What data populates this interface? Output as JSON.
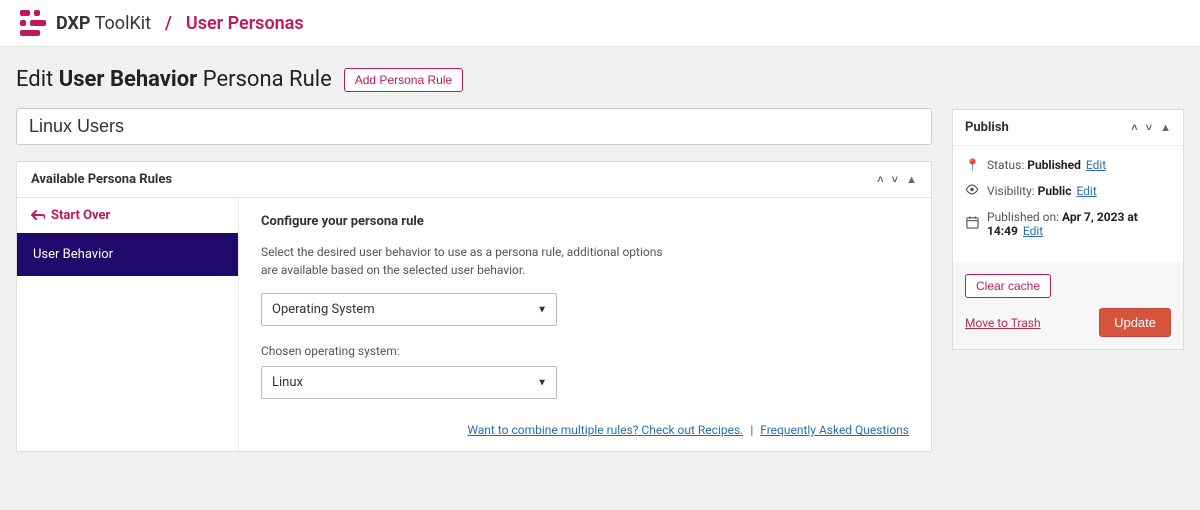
{
  "brand": {
    "bold": "DXP",
    "rest": "ToolKit"
  },
  "breadcrumb": {
    "current": "User Personas"
  },
  "page_title": {
    "prefix": "Edit",
    "bold": "User Behavior",
    "suffix": "Persona Rule"
  },
  "add_rule_btn": "Add Persona Rule",
  "title_value": "Linux Users",
  "panel": {
    "header": "Available Persona Rules",
    "start_over": "Start Over",
    "active_rule": "User Behavior",
    "config_title": "Configure your persona rule",
    "config_desc": "Select the desired user behavior to use as a persona rule, additional options are available based on the selected user behavior.",
    "behavior_select": "Operating System",
    "os_label": "Chosen operating system:",
    "os_select": "Linux",
    "help_combine": "Want to combine multiple rules? Check out Recipes.",
    "help_faq": "Frequently Asked Questions"
  },
  "publish": {
    "header": "Publish",
    "status_label": "Status:",
    "status_value": "Published",
    "visibility_label": "Visibility:",
    "visibility_value": "Public",
    "published_label": "Published on:",
    "published_value": "Apr 7, 2023 at 14:49",
    "edit": "Edit",
    "clear_cache": "Clear cache",
    "trash": "Move to Trash",
    "update": "Update"
  }
}
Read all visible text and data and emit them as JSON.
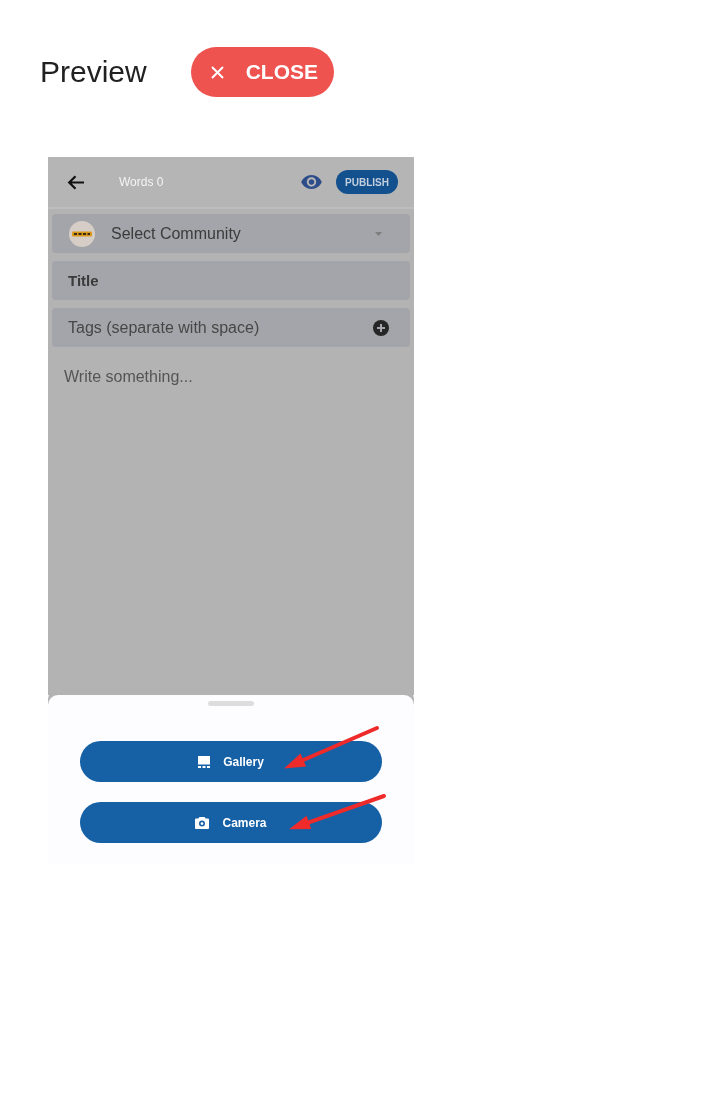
{
  "header": {
    "title": "Preview",
    "close_button": {
      "label": "CLOSE"
    }
  },
  "preview_screen": {
    "app_bar": {
      "word_count": "Words 0",
      "publish_button": {
        "label": "PUBLISH"
      }
    },
    "form": {
      "community_select": {
        "placeholder": "Select Community"
      },
      "title_field": {
        "placeholder": "Title"
      },
      "tags_field": {
        "placeholder": "Tags (separate with space)"
      },
      "body_field": {
        "placeholder": "Write something..."
      }
    },
    "bottom_sheet": {
      "actions": [
        {
          "kind": "gallery",
          "label": "Gallery",
          "pointed_at": true
        },
        {
          "kind": "camera",
          "label": "Camera",
          "pointed_at": true
        }
      ]
    }
  }
}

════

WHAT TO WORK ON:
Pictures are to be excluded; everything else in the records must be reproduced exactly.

WRITTEN REPLY:
What data populates this interface? Output as JSON.
{
  "brand": {
    "bold": "DXP",
    "rest": "ToolKit"
  },
  "breadcrumb": {
    "current": "User Personas"
  },
  "page_title": {
    "prefix": "Edit",
    "bold": "User Behavior",
    "suffix": "Persona Rule"
  },
  "add_rule_btn": "Add Persona Rule",
  "title_value": "Linux Users",
  "panel": {
    "header": "Available Persona Rules",
    "start_over": "Start Over",
    "active_rule": "User Behavior",
    "config_title": "Configure your persona rule",
    "config_desc": "Select the desired user behavior to use as a persona rule, additional options are available based on the selected user behavior.",
    "behavior_select": "Operating System",
    "os_label": "Chosen operating system:",
    "os_select": "Linux",
    "help_combine": "Want to combine multiple rules? Check out Recipes.",
    "help_faq": "Frequently Asked Questions"
  },
  "publish": {
    "header": "Publish",
    "status_label": "Status:",
    "status_value": "Published",
    "visibility_label": "Visibility:",
    "visibility_value": "Public",
    "published_label": "Published on:",
    "published_value": "Apr 7, 2023 at 14:49",
    "edit": "Edit",
    "clear_cache": "Clear cache",
    "trash": "Move to Trash",
    "update": "Update"
  }
}
Read all visible text and data and emit them as JSON.
{
  "header": {
    "title": "Preview",
    "close_button": {
      "label": "CLOSE"
    }
  },
  "preview_screen": {
    "app_bar": {
      "word_count": "Words 0",
      "publish_button": {
        "label": "PUBLISH"
      }
    },
    "form": {
      "community_select": {
        "placeholder": "Select Community"
      },
      "title_field": {
        "placeholder": "Title"
      },
      "tags_field": {
        "placeholder": "Tags (separate with space)"
      },
      "body_field": {
        "placeholder": "Write something..."
      }
    },
    "bottom_sheet": {
      "actions": [
        {
          "kind": "gallery",
          "label": "Gallery",
          "pointed_at": true
        },
        {
          "kind": "camera",
          "label": "Camera",
          "pointed_at": true
        }
      ]
    }
  }
}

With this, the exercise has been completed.